*** Input Section Begins ***

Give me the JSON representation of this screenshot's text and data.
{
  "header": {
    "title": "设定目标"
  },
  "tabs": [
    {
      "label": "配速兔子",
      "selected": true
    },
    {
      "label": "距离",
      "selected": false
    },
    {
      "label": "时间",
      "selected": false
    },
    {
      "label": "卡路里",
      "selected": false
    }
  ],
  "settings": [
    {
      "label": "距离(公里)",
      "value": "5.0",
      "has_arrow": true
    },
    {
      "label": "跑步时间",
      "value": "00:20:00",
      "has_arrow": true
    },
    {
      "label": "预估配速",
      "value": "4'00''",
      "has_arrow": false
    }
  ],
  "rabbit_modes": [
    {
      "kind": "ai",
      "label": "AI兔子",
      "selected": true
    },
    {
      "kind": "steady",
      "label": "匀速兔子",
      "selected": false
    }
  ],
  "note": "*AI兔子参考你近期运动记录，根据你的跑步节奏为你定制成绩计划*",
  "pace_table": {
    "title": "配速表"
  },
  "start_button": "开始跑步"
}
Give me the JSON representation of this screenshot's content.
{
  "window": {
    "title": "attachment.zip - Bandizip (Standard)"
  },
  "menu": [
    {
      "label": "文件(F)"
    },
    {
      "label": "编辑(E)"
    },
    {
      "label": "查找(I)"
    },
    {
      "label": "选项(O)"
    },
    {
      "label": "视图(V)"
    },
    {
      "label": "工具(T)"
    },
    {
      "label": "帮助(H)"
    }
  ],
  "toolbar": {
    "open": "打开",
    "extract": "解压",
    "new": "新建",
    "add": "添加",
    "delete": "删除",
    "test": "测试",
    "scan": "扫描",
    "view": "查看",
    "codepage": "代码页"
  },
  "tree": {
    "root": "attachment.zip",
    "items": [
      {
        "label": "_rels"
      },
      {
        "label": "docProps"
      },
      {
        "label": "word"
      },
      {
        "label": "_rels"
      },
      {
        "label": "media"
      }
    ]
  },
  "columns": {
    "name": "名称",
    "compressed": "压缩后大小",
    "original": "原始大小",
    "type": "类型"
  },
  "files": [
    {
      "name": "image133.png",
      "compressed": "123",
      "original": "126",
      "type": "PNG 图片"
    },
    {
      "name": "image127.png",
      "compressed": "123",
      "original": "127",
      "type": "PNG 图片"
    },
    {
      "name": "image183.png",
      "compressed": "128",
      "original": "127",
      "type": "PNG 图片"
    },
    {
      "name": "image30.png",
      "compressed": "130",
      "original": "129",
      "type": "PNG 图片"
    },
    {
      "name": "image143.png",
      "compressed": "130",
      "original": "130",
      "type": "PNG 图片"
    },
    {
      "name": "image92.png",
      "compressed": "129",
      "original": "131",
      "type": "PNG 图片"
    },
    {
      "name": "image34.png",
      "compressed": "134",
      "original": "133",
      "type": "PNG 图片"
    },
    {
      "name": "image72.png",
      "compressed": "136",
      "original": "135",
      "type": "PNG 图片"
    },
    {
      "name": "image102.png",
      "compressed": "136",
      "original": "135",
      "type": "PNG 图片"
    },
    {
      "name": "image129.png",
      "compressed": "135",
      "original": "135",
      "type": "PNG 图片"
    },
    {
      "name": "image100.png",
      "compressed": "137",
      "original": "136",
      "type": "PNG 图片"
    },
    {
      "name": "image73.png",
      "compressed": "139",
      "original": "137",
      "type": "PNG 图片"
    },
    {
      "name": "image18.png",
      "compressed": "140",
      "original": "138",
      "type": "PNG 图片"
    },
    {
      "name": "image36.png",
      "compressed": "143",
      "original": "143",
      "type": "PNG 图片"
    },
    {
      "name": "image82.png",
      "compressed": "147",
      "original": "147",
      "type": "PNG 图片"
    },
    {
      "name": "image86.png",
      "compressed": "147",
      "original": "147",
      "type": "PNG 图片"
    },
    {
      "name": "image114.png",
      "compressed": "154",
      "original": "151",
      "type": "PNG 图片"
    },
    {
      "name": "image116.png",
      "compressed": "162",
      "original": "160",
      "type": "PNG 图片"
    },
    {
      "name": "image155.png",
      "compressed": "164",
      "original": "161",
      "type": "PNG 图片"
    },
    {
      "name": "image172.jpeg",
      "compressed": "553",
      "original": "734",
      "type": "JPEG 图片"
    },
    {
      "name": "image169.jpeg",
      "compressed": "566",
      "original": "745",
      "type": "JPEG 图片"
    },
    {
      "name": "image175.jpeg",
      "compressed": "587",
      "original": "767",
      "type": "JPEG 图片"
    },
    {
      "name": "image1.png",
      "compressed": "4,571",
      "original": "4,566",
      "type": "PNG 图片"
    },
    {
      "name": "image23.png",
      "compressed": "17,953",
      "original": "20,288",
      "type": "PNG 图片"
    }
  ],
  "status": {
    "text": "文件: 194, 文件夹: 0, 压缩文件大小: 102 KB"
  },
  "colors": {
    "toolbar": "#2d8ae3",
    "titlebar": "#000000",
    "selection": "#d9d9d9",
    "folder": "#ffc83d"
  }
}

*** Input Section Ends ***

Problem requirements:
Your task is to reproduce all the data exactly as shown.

Task answer:
Give me the JSON representation of this screenshot's text and data.
{
  "header": {
    "title": "设定目标"
  },
  "tabs": [
    {
      "label": "配速兔子",
      "selected": true
    },
    {
      "label": "距离",
      "selected": false
    },
    {
      "label": "时间",
      "selected": false
    },
    {
      "label": "卡路里",
      "selected": false
    }
  ],
  "settings": [
    {
      "label": "距离(公里)",
      "value": "5.0",
      "has_arrow": true
    },
    {
      "label": "跑步时间",
      "value": "00:20:00",
      "has_arrow": true
    },
    {
      "label": "预估配速",
      "value": "4'00''",
      "has_arrow": false
    }
  ],
  "rabbit_modes": [
    {
      "kind": "ai",
      "label": "AI兔子",
      "selected": true
    },
    {
      "kind": "steady",
      "label": "匀速兔子",
      "selected": false
    }
  ],
  "note": "*AI兔子参考你近期运动记录，根据你的跑步节奏为你定制成绩计划*",
  "pace_table": {
    "title": "配速表"
  },
  "start_button": "开始跑步"
}
Give me the JSON representation of this screenshot's content.
{
  "window": {
    "title": "attachment.zip - Bandizip (Standard)"
  },
  "menu": [
    {
      "label": "文件(F)"
    },
    {
      "label": "编辑(E)"
    },
    {
      "label": "查找(I)"
    },
    {
      "label": "选项(O)"
    },
    {
      "label": "视图(V)"
    },
    {
      "label": "工具(T)"
    },
    {
      "label": "帮助(H)"
    }
  ],
  "toolbar": {
    "open": "打开",
    "extract": "解压",
    "new": "新建",
    "add": "添加",
    "delete": "删除",
    "test": "测试",
    "scan": "扫描",
    "view": "查看",
    "codepage": "代码页"
  },
  "tree": {
    "root": "attachment.zip",
    "items": [
      {
        "label": "_rels"
      },
      {
        "label": "docProps"
      },
      {
        "label": "word"
      },
      {
        "label": "_rels"
      },
      {
        "label": "media"
      }
    ]
  },
  "columns": {
    "name": "名称",
    "compressed": "压缩后大小",
    "original": "原始大小",
    "type": "类型"
  },
  "files": [
    {
      "name": "image133.png",
      "compressed": "123",
      "original": "126",
      "type": "PNG 图片"
    },
    {
      "name": "image127.png",
      "compressed": "123",
      "original": "127",
      "type": "PNG 图片"
    },
    {
      "name": "image183.png",
      "compressed": "128",
      "original": "127",
      "type": "PNG 图片"
    },
    {
      "name": "image30.png",
      "compressed": "130",
      "original": "129",
      "type": "PNG 图片"
    },
    {
      "name": "image143.png",
      "compressed": "130",
      "original": "130",
      "type": "PNG 图片"
    },
    {
      "name": "image92.png",
      "compressed": "129",
      "original": "131",
      "type": "PNG 图片"
    },
    {
      "name": "image34.png",
      "compressed": "134",
      "original": "133",
      "type": "PNG 图片"
    },
    {
      "name": "image72.png",
      "compressed": "136",
      "original": "135",
      "type": "PNG 图片"
    },
    {
      "name": "image102.png",
      "compressed": "136",
      "original": "135",
      "type": "PNG 图片"
    },
    {
      "name": "image129.png",
      "compressed": "135",
      "original": "135",
      "type": "PNG 图片"
    },
    {
      "name": "image100.png",
      "compressed": "137",
      "original": "136",
      "type": "PNG 图片"
    },
    {
      "name": "image73.png",
      "compressed": "139",
      "original": "137",
      "type": "PNG 图片"
    },
    {
      "name": "image18.png",
      "compressed": "140",
      "original": "138",
      "type": "PNG 图片"
    },
    {
      "name": "image36.png",
      "compressed": "143",
      "original": "143",
      "type": "PNG 图片"
    },
    {
      "name": "image82.png",
      "compressed": "147",
      "original": "147",
      "type": "PNG 图片"
    },
    {
      "name": "image86.png",
      "compressed": "147",
      "original": "147",
      "type": "PNG 图片"
    },
    {
      "name": "image114.png",
      "compressed": "154",
      "original": "151",
      "type": "PNG 图片"
    },
    {
      "name": "image116.png",
      "compressed": "162",
      "original": "160",
      "type": "PNG 图片"
    },
    {
      "name": "image155.png",
      "compressed": "164",
      "original": "161",
      "type": "PNG 图片"
    },
    {
      "name": "image172.jpeg",
      "compressed": "553",
      "original": "734",
      "type": "JPEG 图片"
    },
    {
      "name": "image169.jpeg",
      "compressed": "566",
      "original": "745",
      "type": "JPEG 图片"
    },
    {
      "name": "image175.jpeg",
      "compressed": "587",
      "original": "767",
      "type": "JPEG 图片"
    },
    {
      "name": "image1.png",
      "compressed": "4,571",
      "original": "4,566",
      "type": "PNG 图片"
    },
    {
      "name": "image23.png",
      "compressed": "17,953",
      "original": "20,288",
      "type": "PNG 图片"
    }
  ],
  "status": {
    "text": "文件: 194, 文件夹: 0, 压缩文件大小: 102 KB"
  },
  "colors": {
    "toolbar": "#2d8ae3",
    "titlebar": "#000000",
    "selection": "#d9d9d9",
    "folder": "#ffc83d"
  }
}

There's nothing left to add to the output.